Since it seems obvious Carter will not retreat from the 5.5 percent pay figure, the big union and the White House are now eyeball to eyeball. The raise it wants would run around 9 percent, nearly double the $2.7 billion price tag of the amount Carter has set.

The battle between Carter and the union - which represents between 600,000 and 700,000 federal workers at the bargaining table - is also a struggle between the union leadership and militant challengers. The militants view their union president's cooperation with the White House on civil service reform as a sellout. Only executive vice president Joseph D. Gleason, thanks to some adroit political maneuvering, has escaped the backstabbing here. Gleason was reelected without opposition. Other officers will be picked Wednesday in a secret ballot election.

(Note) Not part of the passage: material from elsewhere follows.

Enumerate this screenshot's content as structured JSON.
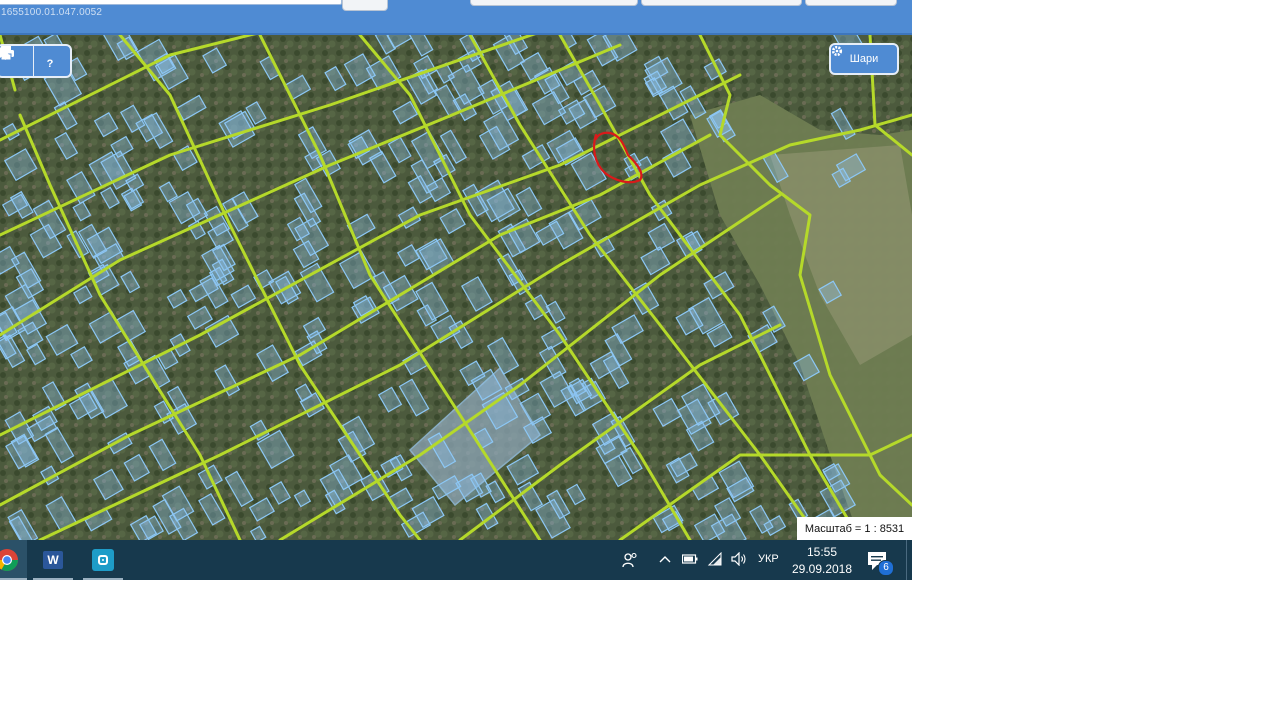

Candidates for the top office include incumbent president Kenneth T. Blaylock. He is fighting for his political life against a strong challenge from Royal Sims, the union's top black official and vice president from Philadelphia. Other challengers are Allen H. Kaplan, vice president for the Chicago region, and Tom Leavitt, a former union staffer who is given little chance of surviving the first round of voting. Russell Binson, head of the labor department local in Washington, is running for secretary-treasurer on the Kaplan tickket. Mildred Mosley, a well-known union leader at the Pentagon nominated Sims, who is rated as the man to beat.

Union insiders believe that incumbent secretary-treasurer Nicholas Nolan of Baltimore, considered the best politician in the race, will lead the vote-getting in his bid for reelection, beating Binion, William Nussbaum of New Jersey, Lila M. Bell of California and Jim Bennett of Kentucky. Delegates here represent approximately 200,000 member votes; the Washington area has 16,000 votes and Baltimore about 5,800.

Mystery March: The nearly two hour "funeral" march through downtown Chicago seemed a mystery to passersby and motorists who were held up by the procession. Slogans such as "Amy, your dady is a liar" and "5.5 is no jive" meant nothing to the lunchtime crowd except at the fed center itself, a bureaucratese-speaking island in this commercial city.

The comments of parade viewers tions federal citizens in terms of pay, working conditions and political freedom. When the "coffin," which was symbolically carrying the president's broken promises, passed a group of onlookers, one man commented, "It must be something for the pope." Jim Mattews, a Chicago underwriter, finally figured it out. He summed up what many angry private industry types apparently felt about the rally when he said of the federal workers, "I hope they do get equal rights. Then they'll all take a pay cut."